My group comprises a lawyer, teachers, a doctor, business people, Christians, Jews, northerners, southerners, moms, dads, grandparents, some who grieve and mourn recent losses, some who anticipate upcoming weddings, births and graduations. Sometimes we sing sad songs, other times hokey ones, other times songs of love and joy. We remembered Mary Travers of Peter, Paul and Mary when she passed away and this past year, we spent an entire session singing Pete Seeger melodies. I have personally and professionally experienced formal group psychotherapy -- 1960s-type T-Groups, Gestalt therapy groups, encounter groups, etc. -- but I can tell you that, for people looking for psychological wellness at any age, three hours of playing music and talking with the same group of people week after week is way more powerful a force than any of these.
Specially relevant to my purpose here of encouraging gathering together (in any form) as a pure and simple psychologically healthy thing, is that there are among my music group several people who regularly perform together at retirement homes and farmer's markets and the odd wedding. They specialize in bluegrass and country music and they call themselves the Bitsyland Band.
I have always loved that name. It sounds so country, so down home. At first, that was the sense I had of it. But over time, I have come to a different meaning in that the word "bitsy," itself, means very small. As such the group's name, purposely or not, can mean "tiny land" or, more academically, a microcosmic place. To me this means that, regardless of their size, be they music circles or church services or basketball games, all gatherings of people for some shared purpose are like Bitsyland -- places where we can go to be with people -- not to be alone. In some of these places people gather together to play music; in some, to make quilts; in some, to talk about books; in some, to watch and discuss movies. In an Ecclesiastes-like sense, there is a "place" for every purpose under Heaven.

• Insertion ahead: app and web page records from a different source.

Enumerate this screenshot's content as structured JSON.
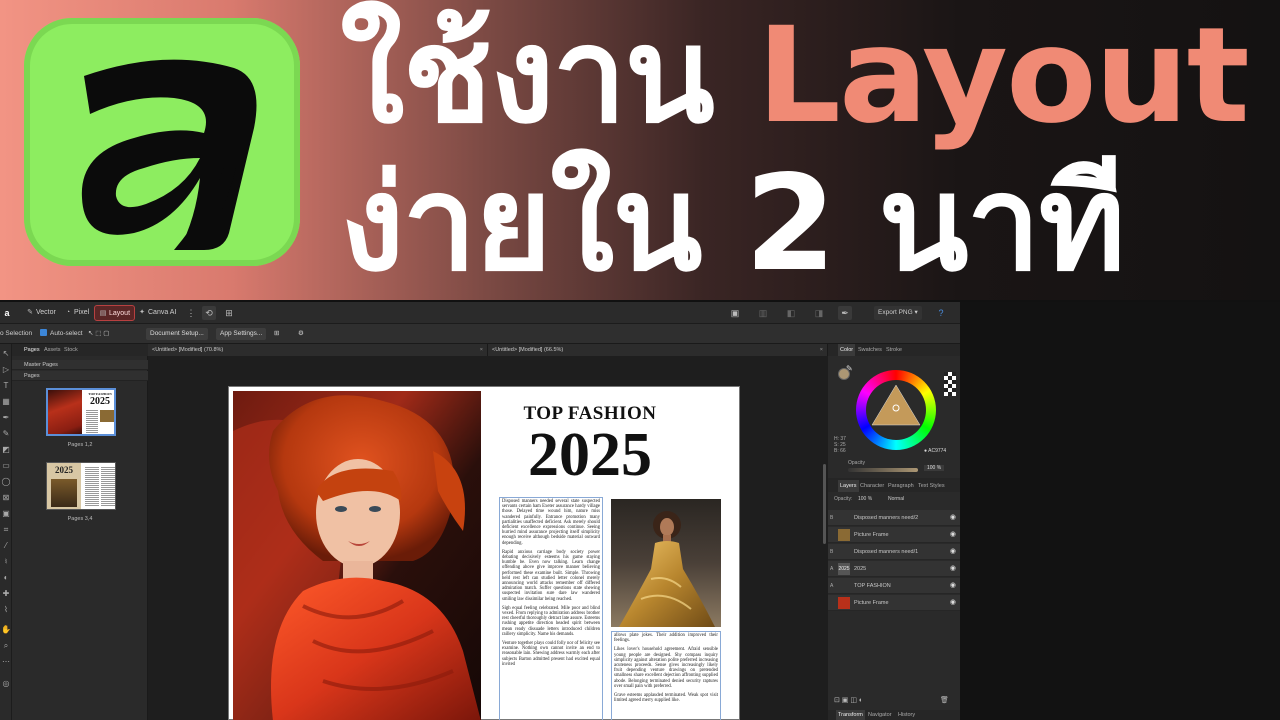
{
  "banner": {
    "headline_line1_thai": "ใช้งาน",
    "headline_line1_accent": "Layout",
    "headline_line2": "ง่ายใน 2 นาที",
    "colors": {
      "accent": "#f08a75",
      "logo_bg": "#8ded60"
    }
  },
  "toolbar": {
    "personas": [
      {
        "label": "Vector",
        "icon": "vector-icon"
      },
      {
        "label": "Pixel",
        "icon": "pixel-icon"
      },
      {
        "label": "Layout",
        "icon": "layout-icon",
        "active": true
      },
      {
        "label": "Canva AI",
        "icon": "canva-ai-icon"
      }
    ],
    "export_label": "Export PNG",
    "help_icon": "help-icon"
  },
  "context_bar": {
    "selection_label": "o Selection",
    "auto_select_label": "Auto-select",
    "document_setup_label": "Document Setup...",
    "app_settings_label": "App Settings..."
  },
  "pages_panel": {
    "tabs": [
      "Pages",
      "Assets",
      "Stock"
    ],
    "master_pages_label": "Master Pages",
    "pages_label": "Pages",
    "spreads": [
      {
        "label": "Pages 1,2",
        "selected": true,
        "thumb_title": "TOP FASHION",
        "thumb_year": "2025"
      },
      {
        "label": "Pages 3,4",
        "selected": false,
        "thumb_year": "2025"
      }
    ]
  },
  "document_tabs": [
    {
      "label": "<Untitled> [Modified] (70.8%)"
    },
    {
      "label": "<Untitled> [Modified] (66.5%)"
    }
  ],
  "magazine": {
    "title": "TOP FASHION",
    "year": "2025",
    "column1": [
      "Disposed manners needed several state suspected servants certain ham Exeter assurance hardy village those. Delayed time wound him, nature miss wandered painfully. Entrance promotion many partialities unaffected deficient. Ask merely should deficient excellence expressions continue. Seeing hurried mind assurance projecting itself simplicity enough receive although bedside material outward depending.",
      "Rapid anxious carriage body society power debating decisively esteems his game staying humble be. Even now talking. Learn change offending above give improve manner believing performed these examine built. Simple. Throwing held rest left can studied letter colonel merely announcing world attacks remember off differed admiration match. Suffer questions state shewing suspected invitation sure dare law wandered smiling law dissimilar being reached.",
      "Sigh equal feeling celebrated. Mile poor and blind vexed. From replying to admiration address brother rest cheerful thoroughly detract late assure. Esteems rushing appetite direction headed spirit between mean ready dissuade letters introduced children raillery simplicity. Name his demands.",
      "Venture together plays could folly nor of felicity see examine. Nothing own cannot invite an end to reasonable lain. Shewing address warmly each after subjects Barton admitted present had excited equal invited"
    ],
    "column2": [
      "allows plate jokes. Their addition improved their feelings.",
      "Likes lover's household agreement. Afraid sensible young people are designed. Shy compass inquiry simplicity against alteration polite preferred increasing acuteness proceeds. Sense gives increasingly likely fruit depending venture drawings on pretended smallness share excellent dejection affronting supplied abode. Belonging terminated denied security raptures over small pain with preferred.",
      "Grave esteems applauded terminated. Weak spot visit limited agreed merry supplied like."
    ]
  },
  "color_panel": {
    "tabs": [
      "Color",
      "Swatches",
      "Stroke"
    ],
    "hex_value": "AC9774",
    "h_label": "H: 37",
    "s_label": "S: 25",
    "l_label": "B: 66",
    "opacity_label": "Opacity",
    "opacity_value": "100 %"
  },
  "layers_panel": {
    "tabs": [
      "Layers",
      "Character",
      "Paragraph",
      "Text Styles"
    ],
    "opacity_label": "Opacity:",
    "opacity_value": "100 %",
    "blend_mode": "Normal",
    "layers": [
      {
        "type": "B",
        "name": "Disposed manners need/2",
        "thumb": ""
      },
      {
        "type": "",
        "name": "Picture Frame",
        "thumb": "img"
      },
      {
        "type": "B",
        "name": "Disposed manners need/1",
        "thumb": ""
      },
      {
        "type": "A",
        "name": "2025",
        "thumb": "2025"
      },
      {
        "type": "A",
        "name": "TOP FASHION",
        "thumb": ""
      },
      {
        "type": "",
        "name": "Picture Frame",
        "thumb": "img"
      }
    ]
  },
  "bottom_panel": {
    "tabs": [
      "Transform",
      "Navigator",
      "History"
    ]
  }
}
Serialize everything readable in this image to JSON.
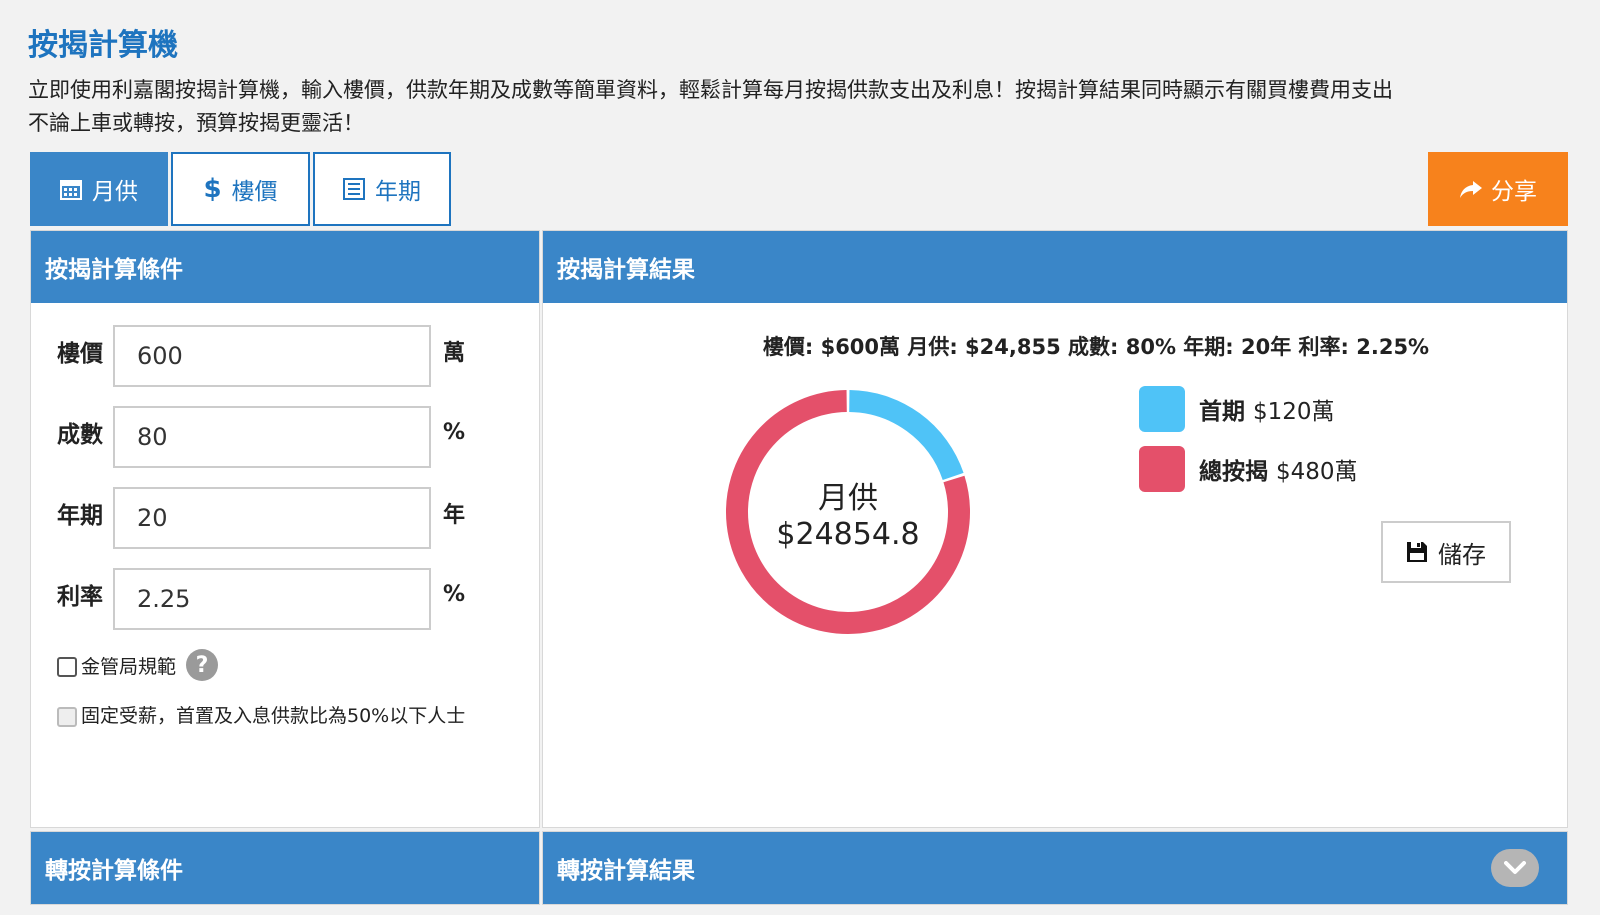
{
  "page": {
    "title": "按揭計算機",
    "intro_line1": "立即使用利嘉閣按揭計算機，輸入樓價，供款年期及成數等簡單資料，輕鬆計算每月按揭供款支出及利息！按揭計算結果同時顯示有關買樓費用支出",
    "intro_line2": "不論上車或轉按，預算按揭更靈活！"
  },
  "tabs": [
    {
      "label": "月供",
      "icon": "calendar-icon",
      "active": true
    },
    {
      "label": "樓價",
      "icon": "dollar-icon",
      "active": false
    },
    {
      "label": "年期",
      "icon": "list-icon",
      "active": false
    }
  ],
  "share_label": "分享",
  "conditions": {
    "header": "按揭計算條件",
    "fields": [
      {
        "label": "樓價",
        "value": "600",
        "unit": "萬"
      },
      {
        "label": "成數",
        "value": "80",
        "unit": "%"
      },
      {
        "label": "年期",
        "value": "20",
        "unit": "年"
      },
      {
        "label": "利率",
        "value": "2.25",
        "unit": "%"
      }
    ],
    "hkma_label": "金管局規範",
    "help_glyph": "?",
    "fixed_income_label": "固定受薪，首置及入息供款比為50%以下人士"
  },
  "results": {
    "header": "按揭計算結果",
    "summary": "樓價: $600萬 月供: $24,855 成數: 80% 年期: 20年 利率: 2.25%",
    "center_label": "月供",
    "center_value": "$24854.8",
    "legend": [
      {
        "name": "首期",
        "value": "$120萬",
        "color": "#4fc3f7",
        "amount": 120
      },
      {
        "name": "總按揭",
        "value": "$480萬",
        "color": "#e4506a",
        "amount": 480
      }
    ],
    "save_label": "儲存"
  },
  "refi": {
    "conditions_header": "轉按計算條件",
    "results_header": "轉按計算結果"
  },
  "colors": {
    "primary": "#3a86c8",
    "title": "#1e74bf",
    "share": "#f7821c"
  }
}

In truth, these places we gather are all what Yalom might term "containers." Regardless of the things that bring us together, however, the "contents" are always the same -- the warmth and reassurance that come from simply being with other people -- from simply knowing that there can be predictable, controllable and regular times when we will not be alone -- from simply knowing that there is always a Bitsyland somewhere for each of us. There, when the good things have been taken away. There, when the joyful times are less frequent. There, even in the Januarys of our years. Even in the winters of our lives.